Despite university students’ efforts to head off a tuition hike, it’s going up. The state Board of Regents voted Thursday to raise tuition as much as 6.5 percent for in-state undergraduates.
They already had approved increases for out-of-state undergrads and all graduate students in March.
Regent Dennis DeConcini, a former U.S. senator from Tucson, was the only member to vote against raising Arizona State University tuition in Tempe by $280, or 6.5 percent more than this year’s annual tuition of $4,311.
“It seems to me that you have an opportunity here . . . to put the Legislature on the spot,” DeConcini told the board.
He suggested that the board offer a tuition range, and wait to make a final decision after the Legislature votes on appropriations.
By setting rates now, “we’re going to take the blame for this,” DeConcini said.
The rest of the board was cautious, though. Regent Robert Bulla of Phoenix said the board couldn’t wait for the Legislature’s vote because incoming students need to know what tuition will be as they accept scholarships and other aid.
ASU students at Polytechnic in Mesa and West in Phoenix will pay 3.5 percent more in annual tuition, adding $149 to this year’s tuition of $4,251.
Northern Arizona University students in Flagstaff will pay 3.6 percent more next year, approximately $152 over this year’s tuition of $4,142. University of Arizona students will pay 4.6 percent more, adding $200 to this year’s tuition of $4,394.
State Superintendent of Public Instruction Tom Horne, an ex officio regent, went on record as opposing increases at all three universities.
Republicans Rep. Laura Knaperek of Tempe and Sen. Linda Gray of Phoenix, leaders of the House and Senate higher education committees respectively, wrote a letter Wednesday to Regent Gary Stuart expressing concern at the latest tuition proposals.

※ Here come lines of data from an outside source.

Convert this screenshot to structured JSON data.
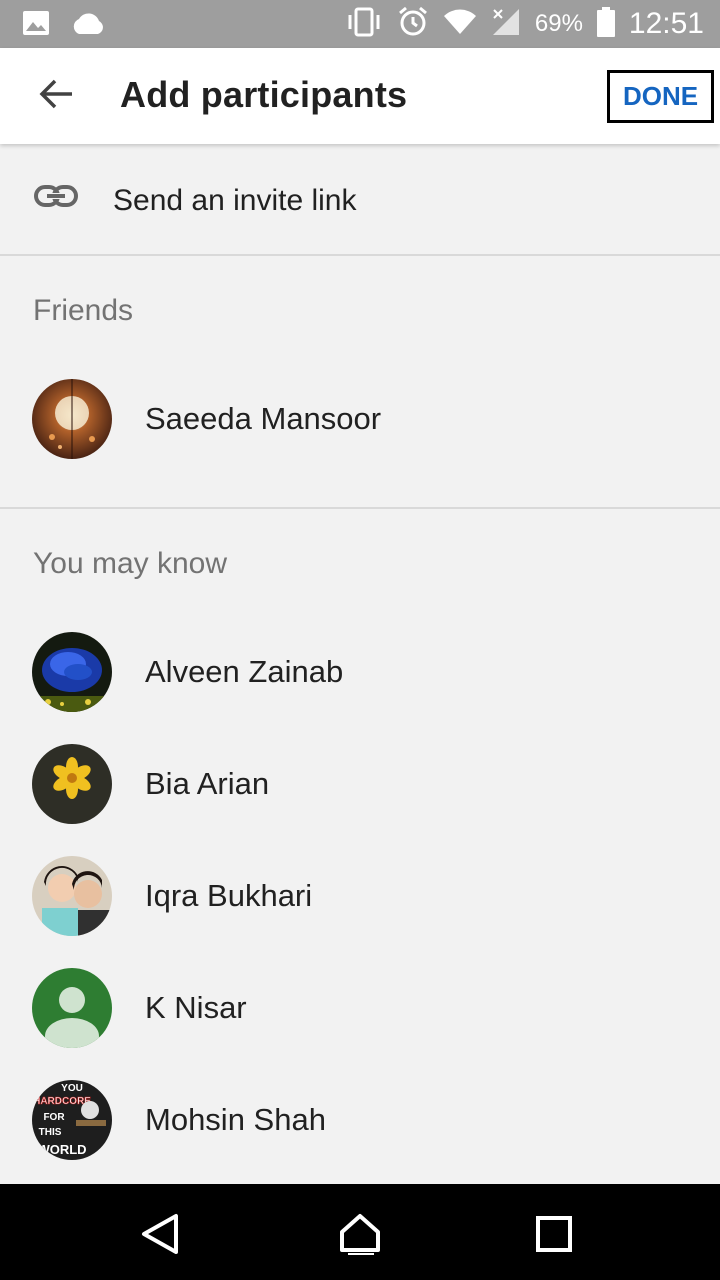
{
  "status_bar": {
    "battery_percent": "69%",
    "time": "12:51",
    "icons": [
      "image-icon",
      "cloud-icon",
      "vibrate-icon",
      "alarm-icon",
      "wifi-icon",
      "signal-icon",
      "battery-icon"
    ]
  },
  "app_bar": {
    "title": "Add participants",
    "done_label": "DONE",
    "back_icon": "arrow-back-icon"
  },
  "invite": {
    "label": "Send an invite link",
    "icon": "link-icon"
  },
  "friends": {
    "header": "Friends",
    "people": [
      {
        "name": "Saeeda Mansoor"
      }
    ]
  },
  "suggestions": {
    "header": "You may know",
    "people": [
      {
        "name": "Alveen Zainab"
      },
      {
        "name": "Bia Arian"
      },
      {
        "name": "Iqra Bukhari"
      },
      {
        "name": "K Nisar"
      },
      {
        "name": "Mohsin Shah"
      }
    ]
  },
  "avatar_art": {
    "mohsin_lines": [
      "YOU",
      "HARDCORE",
      "FOR",
      "THIS",
      "WORLD"
    ]
  },
  "colors": {
    "accent": "#1565c0",
    "default_avatar_bg": "#2e7d32",
    "status_bar_bg": "#9e9e9e"
  },
  "nav_bar": {
    "icons": [
      "back-triangle-icon",
      "home-icon",
      "recents-square-icon"
    ]
  }
}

“It is our belief that high tuition increases are detrimental to many students and lower-income families,” the lawmakers said.
They asked that the regents consider raising tuition no higher than the rate of inflation, which is about 3.5 percent. The lawmakers also noted that the Legislature is considering an $8 million proposal to provide aid to students in the form of payment for jobs or internships relating to their studies.